## Problem
Please restate the data that follows, leaving every word in place.

-------- Data --------

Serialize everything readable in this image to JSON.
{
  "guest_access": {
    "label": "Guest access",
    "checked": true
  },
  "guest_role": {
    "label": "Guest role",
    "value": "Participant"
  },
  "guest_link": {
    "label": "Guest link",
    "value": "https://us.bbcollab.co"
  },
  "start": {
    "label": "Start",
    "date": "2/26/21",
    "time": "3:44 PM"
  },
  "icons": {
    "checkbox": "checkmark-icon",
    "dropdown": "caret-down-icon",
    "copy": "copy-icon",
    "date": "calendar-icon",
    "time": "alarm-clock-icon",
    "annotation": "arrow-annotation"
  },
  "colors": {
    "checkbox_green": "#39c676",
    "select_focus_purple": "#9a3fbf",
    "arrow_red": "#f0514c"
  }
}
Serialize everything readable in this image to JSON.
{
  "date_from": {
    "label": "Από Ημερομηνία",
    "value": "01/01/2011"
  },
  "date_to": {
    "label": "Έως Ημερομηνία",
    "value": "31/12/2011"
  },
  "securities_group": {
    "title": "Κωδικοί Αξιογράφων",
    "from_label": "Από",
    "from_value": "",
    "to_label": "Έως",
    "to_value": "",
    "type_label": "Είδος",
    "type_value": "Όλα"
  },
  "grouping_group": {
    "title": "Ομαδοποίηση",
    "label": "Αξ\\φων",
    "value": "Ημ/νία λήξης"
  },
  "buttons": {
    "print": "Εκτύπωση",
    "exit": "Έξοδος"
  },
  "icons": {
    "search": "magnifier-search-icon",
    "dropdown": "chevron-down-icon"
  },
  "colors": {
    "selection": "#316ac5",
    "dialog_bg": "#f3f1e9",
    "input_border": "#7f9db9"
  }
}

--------

## Expected answer
Serialize everything readable in this image to JSON.
{
  "guest_access": {
    "label": "Guest access",
    "checked": true
  },
  "guest_role": {
    "label": "Guest role",
    "value": "Participant"
  },
  "guest_link": {
    "label": "Guest link",
    "value": "https://us.bbcollab.co"
  },
  "start": {
    "label": "Start",
    "date": "2/26/21",
    "time": "3:44 PM"
  },
  "icons": {
    "checkbox": "checkmark-icon",
    "dropdown": "caret-down-icon",
    "copy": "copy-icon",
    "date": "calendar-icon",
    "time": "alarm-clock-icon",
    "annotation": "arrow-annotation"
  },
  "colors": {
    "checkbox_green": "#39c676",
    "select_focus_purple": "#9a3fbf",
    "arrow_red": "#f0514c"
  }
}
Serialize everything readable in this image to JSON.
{
  "date_from": {
    "label": "Από Ημερομηνία",
    "value": "01/01/2011"
  },
  "date_to": {
    "label": "Έως Ημερομηνία",
    "value": "31/12/2011"
  },
  "securities_group": {
    "title": "Κωδικοί Αξιογράφων",
    "from_label": "Από",
    "from_value": "",
    "to_label": "Έως",
    "to_value": "",
    "type_label": "Είδος",
    "type_value": "Όλα"
  },
  "grouping_group": {
    "title": "Ομαδοποίηση",
    "label": "Αξ\\φων",
    "value": "Ημ/νία λήξης"
  },
  "buttons": {
    "print": "Εκτύπωση",
    "exit": "Έξοδος"
  },
  "icons": {
    "search": "magnifier-search-icon",
    "dropdown": "chevron-down-icon"
  },
  "colors": {
    "selection": "#316ac5",
    "dialog_bg": "#f3f1e9",
    "input_border": "#7f9db9"
  }
}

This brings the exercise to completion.